Two young artists
I recently saw an exhibition of paintings by a young artist in a bank lobby. There were roughly 30 paintings on view, every one a weak and and superficial copy of a color photograph, magazine illustration, or well-known painting. Every kind of subject and every style of art was represented, but I couldn't for the life of me see the slightest evidence of the living, breathing human being who had painted them.
In a short biographical note, taped above the paintings, I learned that the artist was 16, that she was an honor student at a nearby high school, and that she had won numerous awards for her art. Next to the note hung several expensively framed certificates detailing the prizes she had won --all signed by individuals whose titles had nothing to do with art.
I studied each picture, looking almost desperately for proof that this young artist really existed, for some indication that she had a voice and a spirit of her own and had not totally lost her creative identity on the altar of exploitation. In one corner, overshadowed by a copy of Chagall, I found that proof, It was a poorly drawn but deeply felt study of a Persian cat, obviously well-loving by her.
I was studying it when I was accosted by a woman carrying a bundle of papers. "Hello," she said, "I'm the artists' mother. Would you like to see some literature on her?"

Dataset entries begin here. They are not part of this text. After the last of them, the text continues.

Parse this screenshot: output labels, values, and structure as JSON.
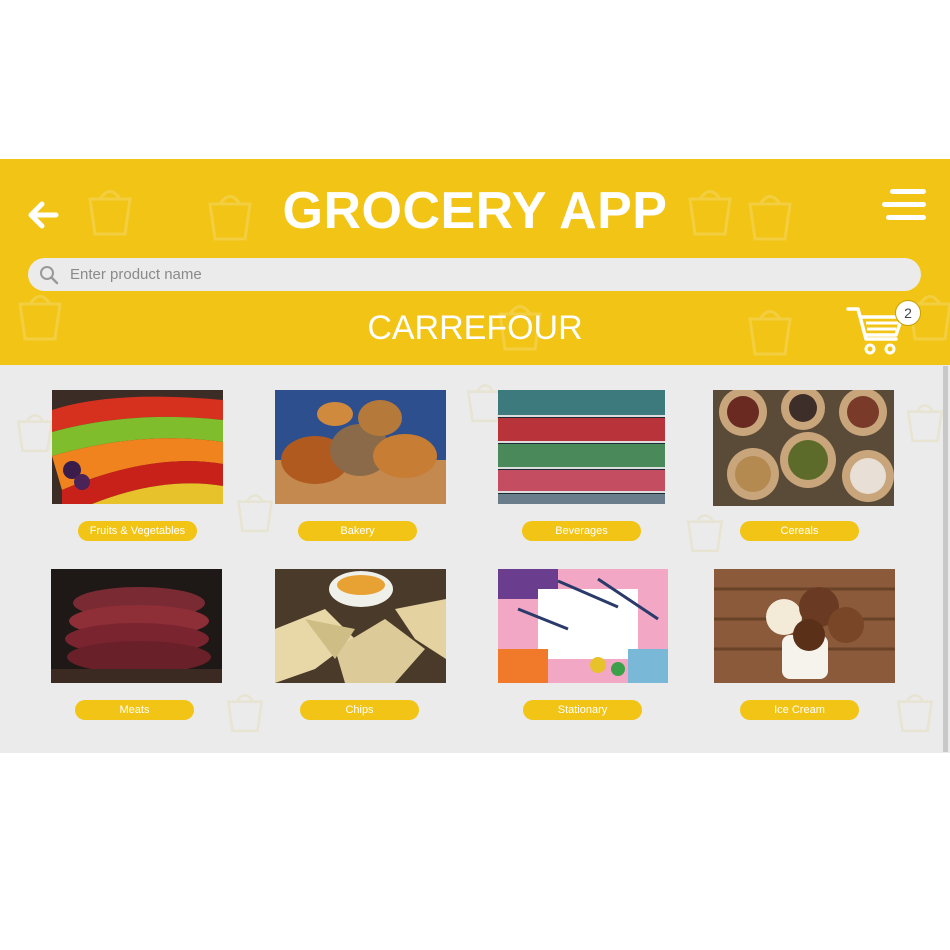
{
  "header": {
    "title": "GROCERY APP",
    "back_icon": "arrow-left-icon",
    "menu_icon": "hamburger-menu-icon",
    "bg_color": "#f1c416"
  },
  "search": {
    "placeholder": "Enter product name",
    "icon": "search-icon"
  },
  "store": {
    "name": "CARREFOUR"
  },
  "cart": {
    "icon": "shopping-cart-icon",
    "count": "2"
  },
  "categories": [
    {
      "label": "Fruits & Vegetables",
      "image": "fruits-vegetables-photo"
    },
    {
      "label": "Bakery",
      "image": "bakery-photo"
    },
    {
      "label": "Beverages",
      "image": "beverages-photo"
    },
    {
      "label": "Cereals",
      "image": "cereals-photo"
    },
    {
      "label": "Meats",
      "image": "meats-photo"
    },
    {
      "label": "Chips",
      "image": "chips-photo"
    },
    {
      "label": "Stationary",
      "image": "stationary-photo"
    },
    {
      "label": "Ice Cream",
      "image": "ice-cream-photo"
    }
  ]
}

She talked for at least half an hour, all about what a wonderful talent her daughter had, how simply everyonem thought she had a great career ahead of her, and how terriblym proud she and the girl's father were of her.
When she asked me what I thought of her work I pointed to the picture of the cat. "I like that one," I said. "Has she done any more like it?" "Good heavens , no!" was the reply. "You must be joking! I only let her include that one because she insisted."
She talked on and on and on. The girl's life was being planned and nailed down right in front of me. And by a woman who had not the slightest interest in art, knew nothing about it, and was only using it to drown her daughter's creativity for her own purposes.
Listening to the mother, I remembered another occasion when I had seen the work of a very young artist for the first time.
I had gone to the Metropolitan Museum to take a more leisurely look at the paintings in their recently opened Andre Mayer galleries, especially to see if one of their recent acquisitions, Toulouse-Lautrec's youthful study of "Rene Grenier" was really as good as I had thought upon first seeing it.
I found the painting completely blocked by a very large painting pad on an easel, with an intense young girl busily sketching away on the pad. I moved closer and was struck by the superb drawing I saw taking shape. But my young artist was not copying the painting any more Lautrec had originally copied hism model. It was Lautrec's image she was sketching, but she was not dependent upon it. It would, in fact, be fair to say that she was deep in dialogue with it.
I must have made an appreciative comment because she reared back to look at me. I muttered something to the effect that it was a nice drawing and her face broke into a happy grin.
Yes, she said, she liked it. Not as much as the others, but well enough not to have torn it up.
The others? I asked. Oh, yes, she said, the whole pad was full of them.
And so it was. Lovely, exquisite drawings. Each one tackling the mystery of Lautrec's genius from a different angle. And all done by this delightful girl just barely into her teens. There was no doubt about it: she had an absolutely first-rate talent for drawing. I was tremendously excited.
But how to get to know her better so that I could see more of her work? I was certain that if i asked to do so I would have a dozen security guards on my neck in seconds!
I explained my dilemma to her. "Give me your card," she said, "and tell me who you are. I'll tell my father and he can check you out. Then, if he says OK , you can come to my house."
Within the week I found myself in the living room of a modest but comfortable apartment surrounded by two very friendly parents and a half-dozen lively children. The walls were covered with paintings done by various members of the family, and in a corner a boy of seven was splashing away with finger paints.
It was obvious that the parents were proud of their talented daughter but no more so than of their other children. It was the father who hauled out the portfolios crammed full of drawings.
They were beautiful! Not all, of course, but even those that failed had done so nobly. I just couldn't believe that one so young could draw so well.
In the simplest meaning of the word, she was a gifted child. And the wonder of it was that I felt certain she would never lose that gift. Not only because she knew herself remarkably well for someone her age, but also because her family considered her creative identity to be hers and hers alone. They would help and guide her in finding its ultimate fulfillment, but they would never attempt to crush or divert it.
I thanked them as I left, and asked if I could write about their daughter. Certainly, they answered, but please don't use her name. She has good teachers and is progressing at her natural rate. We don't want any publicity to rock the boat.